These pilgrims were fulfilling their lifelong dream of walking in the footsteps of Jesus. They all visited Bethlehem, the birthplace of Jesus, one of the seats of Christianity.
To visit and pray in Bethlehem especially during the Christmas season is likened to Muslims going to Mecca during Ramadan, and for us Jews, to touch and pray at the Western Wall during Rosh Hashanah.
For us licensed tour guides, 2019 was a banner year. There are approximately 3,500 licensed tour guides here in Israel; of course now, since we have not worked in the past 22 months, many have changed direction and profession and will no longer be with us when tourism returns. This is very sad and as of this writing, there doesn’t seem to be a clear-cut solution in sight. Tourism remains at a standstill.
Where are the Christians now?
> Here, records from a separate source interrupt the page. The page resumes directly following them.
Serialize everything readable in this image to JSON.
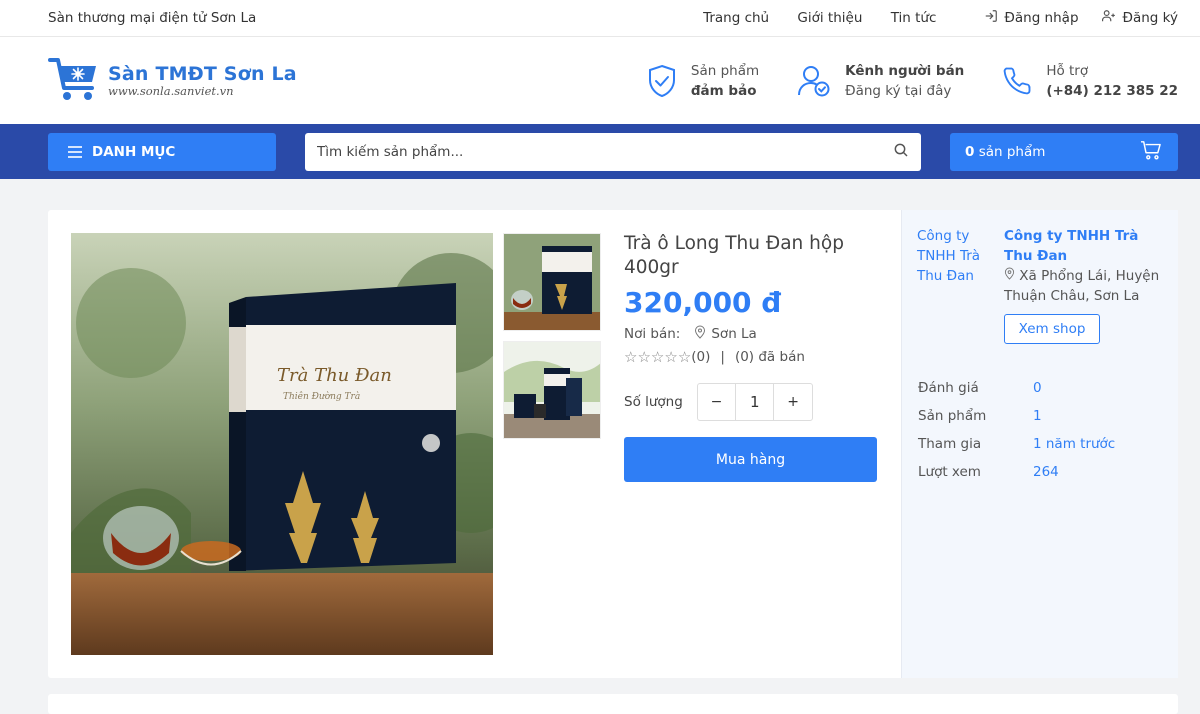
{
  "topbar": {
    "tagline": "Sàn thương mại điện tử Sơn La",
    "nav": [
      "Trang chủ",
      "Giới thiệu",
      "Tin tức"
    ],
    "login": "Đăng nhập",
    "register": "Đăng ký"
  },
  "header": {
    "logo_title": "Sàn TMĐT Sơn La",
    "logo_sub": "www.sonla.sanviet.vn",
    "features": [
      {
        "line1": "Sản phẩm",
        "line2": "đảm bảo",
        "icon": "shield-check-icon"
      },
      {
        "line1": "Kênh người bán",
        "line2": "Đăng ký tại đây",
        "icon": "user-check-icon"
      },
      {
        "line1": "Hỗ trợ",
        "line2": "(+84) 212 385 22",
        "icon": "phone-icon"
      }
    ]
  },
  "navbar": {
    "category_label": "DANH MỤC",
    "search_placeholder": "Tìm kiếm sản phẩm...",
    "cart_count": "0",
    "cart_label": "sản phẩm"
  },
  "product": {
    "title": "Trà ô Long Thu Đan hộp 400gr",
    "price": "320,000 đ",
    "seller_label": "Nơi bán:",
    "location": "Sơn La",
    "rating_count": "(0)",
    "separator": "|",
    "sold": "(0) đã bán",
    "rating_value": 0,
    "quantity_label": "Số lượng",
    "quantity": "1",
    "minus": "−",
    "plus": "+",
    "buy_label": "Mua hàng",
    "box_brand": "Trà Thu Đan",
    "box_sub": "Thiên Đường Trà"
  },
  "shop": {
    "logo_alt": "Công ty TNHH Trà Thu Đan",
    "name": "Công ty TNHH Trà Thu Đan",
    "address": "Xã Phổng Lái, Huyện Thuận Châu, Sơn La",
    "view_label": "Xem shop",
    "stats": [
      {
        "label": "Đánh giá",
        "value": "0"
      },
      {
        "label": "Sản phẩm",
        "value": "1"
      },
      {
        "label": "Tham gia",
        "value": "1 năm trước"
      },
      {
        "label": "Lượt xem",
        "value": "264"
      }
    ]
  },
  "colors": {
    "primary": "#2f7ef5",
    "navbar": "#2a4aa8",
    "logo": "#2c74d6"
  }
}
They are elsewhere, not allowed to enter. They are waiting, and many will again miss Christmas in the Holy Land. I miss them.
I reminisce and remember life in Bethlehem before the 1993 Oslo Accords, before the final signing of the accords also called “The Declaration of Principles.” PLO leader Yasser Arafat demanded “Bethlehem first,” and he got it – Bethlehem became Area A, fully administered by the Palestinian Authority, with Israelis forbidden to enter.
Of course, this whole process was not without criticism. The repeated public posturing on all sides has discredited the process and put the possibility of achieving peace into question. Now, 28 years later, there is still no peace, though relative calm reigns and as the old Christmas carol says, “O little town of Bethlehem, how still we see thee light.”
Before Oslo many hundreds of Christian choirs from all over the world would come and sing in Manger Square on Christmas Eve and Christmas Day. I spent many a December 24 eve with my groups there; the choirs would sing in their native tongues but the songs and tunes were so familiar. The groups joined in and it was quite wonderful.
I remember one particular Christmas Eve that coincided with Hanukkah, the 25th of Kislev. I was standing behind many people, on the edge of the square, and I looked over when I saw a light. It was the Hanukkah candles being lit by IDF soldiers. I joined in and sang “Maoz Tzur” with them. There will never again be Hanukkah lights in Bethlehem.
One Christmas morning I awoke early, just after dawn and looked out of the window overlooking Manger Square. These same Israeli soldiers were carrying large plastic trash bags, picking up all the trash that had been discarded the previous night. They were cleaning this holy site for the Christian pilgrims and it was quite a sight. Only in Israel.
There are today a few Christmas venues in Jerusalem and Nazareth and, of course, services for the local Christian community in Bethlehem – but it is not the same. The thousands of Christian pilgrims bring the spirit of Christmas with them, their enthusiasm, their worship and prayers and just their joy of being in the Holy Land – is gone for now.
I miss the Christians, and I miss Christmas.
The writer is an unemployed licensed Israeli tour guide of 27 years. Contact her: [email protected]